Notable film and media links--May 9, 2009
---With the onset of the swine flu, I spent much of the last several weeks imagining myself in a 28 Days Later scenario. To help us all in this anxious time, Den of Geek has informed us of the "10 Things Movies Teach Us About Virus Outbreaks":
" . . . the latest frenzy is over books that take the lazy, Tom Sawyer approach to authorship. The creators come up with a goofy or witty idea, put it up on a simple platform like Twitter and Tumblr, and wait for contributors to provide all of the content. The authors put their energy into publicizing the sites and compiling the best material.
Agents and publishing houses can’t get seem to get enough of these quickie humor books, which sell for $10 to $15 in gift shops and hip clothing stores likeUrban Outfitters as well as traditional bookstores. At least eight books created from user-generated content are due out this year, including “Love, Mom,” a just-published collection of embarrassing or funny electronic exchanges between mothers and their children."
---I always love it when the best actors say they don't know a thing about acting, such as, for instance, Tilda Swinton in this interview from IndieWire (hat-tip to Nathaniel of Film Experience Blog):
“There’s this endless disclaimer that I always feel I honestly have to give about not being an actor,” she said in all seriousness. “Because it really does feel most honest. I always feel that real actors are going to stand up and say ‘you’re a fraud! Confess it!’ And I want to be the first to say that I never pretended to be anything else. I always pretended to be a film fan first, and an artist’s model second. I’m in front of a camera, because I’m curious, and that’s about it. I don’t know one thing about acting.”
---Movieman of The Dancing Image found a nice quote from Francois Truffaut's Introduction to his book The Films of My Life:
"I felt a tremendous need to enter into the films. I sat closer and closer to the screen so I could shut out the theater. I passed up period films, war movies and Westerns because they were more difficult to identify with. That left mysteries and love stories. Unlike most moviegoers my own age, I didn't identify with the heroes, but with the underdog and, in general, with any character who was in the wrong. That's why Alfred Hitchcock's movies, devoted to fear, won me over from the start; and after Hitchcock, Jean Renoir whose work is directed toward understanding... "The terrible thing is that everyone has his own reasons" (La Regle du Jeu). The door was wide open, and I was ready for Jean Vigo, Jean Cocteau, Sacha Guitry, Orson Welles, Marcel Pagnol, Ernst Lubitsch, Charlie Chaplin, of course, and all the others who, without being immoral, "doubt the morality of others" (Hiroshima, mon amour)."

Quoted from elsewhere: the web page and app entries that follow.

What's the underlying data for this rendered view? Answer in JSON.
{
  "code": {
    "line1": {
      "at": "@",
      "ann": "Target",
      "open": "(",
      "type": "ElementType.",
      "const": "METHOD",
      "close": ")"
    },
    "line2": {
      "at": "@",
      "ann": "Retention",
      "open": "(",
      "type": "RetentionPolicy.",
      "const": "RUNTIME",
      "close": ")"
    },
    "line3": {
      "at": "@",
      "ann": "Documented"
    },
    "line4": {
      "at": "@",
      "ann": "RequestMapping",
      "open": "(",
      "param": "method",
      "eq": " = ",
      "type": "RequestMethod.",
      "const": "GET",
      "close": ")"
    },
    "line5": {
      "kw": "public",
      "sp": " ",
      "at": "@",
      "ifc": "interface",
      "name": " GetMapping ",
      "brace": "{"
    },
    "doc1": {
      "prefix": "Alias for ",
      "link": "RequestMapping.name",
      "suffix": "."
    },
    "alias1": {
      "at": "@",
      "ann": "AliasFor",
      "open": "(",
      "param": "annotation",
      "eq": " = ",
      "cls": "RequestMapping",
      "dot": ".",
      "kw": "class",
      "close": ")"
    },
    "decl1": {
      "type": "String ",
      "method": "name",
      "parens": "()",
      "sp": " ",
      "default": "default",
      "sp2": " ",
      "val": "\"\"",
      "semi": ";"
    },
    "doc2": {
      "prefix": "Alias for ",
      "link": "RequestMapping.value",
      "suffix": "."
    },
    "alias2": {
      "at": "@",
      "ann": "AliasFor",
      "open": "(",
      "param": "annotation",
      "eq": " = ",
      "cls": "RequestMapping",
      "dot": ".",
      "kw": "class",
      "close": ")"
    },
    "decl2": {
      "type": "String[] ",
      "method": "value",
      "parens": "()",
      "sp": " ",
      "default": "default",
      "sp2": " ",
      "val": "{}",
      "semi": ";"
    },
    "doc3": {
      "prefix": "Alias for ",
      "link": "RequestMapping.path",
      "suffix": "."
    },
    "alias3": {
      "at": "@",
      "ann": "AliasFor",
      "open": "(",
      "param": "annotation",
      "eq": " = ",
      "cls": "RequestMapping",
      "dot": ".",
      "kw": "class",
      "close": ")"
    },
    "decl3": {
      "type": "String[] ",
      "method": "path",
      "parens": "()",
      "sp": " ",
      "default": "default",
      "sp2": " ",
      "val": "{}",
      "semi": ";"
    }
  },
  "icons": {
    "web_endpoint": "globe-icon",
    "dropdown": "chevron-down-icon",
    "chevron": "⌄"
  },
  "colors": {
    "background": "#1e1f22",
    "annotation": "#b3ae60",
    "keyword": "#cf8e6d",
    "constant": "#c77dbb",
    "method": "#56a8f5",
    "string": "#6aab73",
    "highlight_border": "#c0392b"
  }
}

"For me, nothing is more exciting--and occasionally upsetting--than discovering another writer who not only thinks as I do and writes similar to my style, but does it better, and started doing it earlier. The writers who inspired me originally--in high school have been absorbed and form my general approach: Robin Wood writing about Howard Hawks or horror films, Pauline Kael writing about Taxi Driver and Last Tango in Paris, Michael Weldon's Psychotronic Encyclopedia. The love these writers felt was palpable and strong. Manny Farber and James Agee were next for me, as manly men writers of the American abstract 1950s style, showing how criticism could sing with a poetry and zing that was almost macho, but Michael Atkinson, for example, I didn't even know what he was all about until a few months ago when I picked up his recommended "Dark Heart of Cinema". I'm kind of intimidated and shocked by how he got past me until now. More on him later...
Kim Morgan, however, is to me perhaps the best and most fearless of them all... and my favorite."
---Lastly, Bad Lit helps us adjust to living on the cheap with their "5 Great Documentaries for a Rough Economy."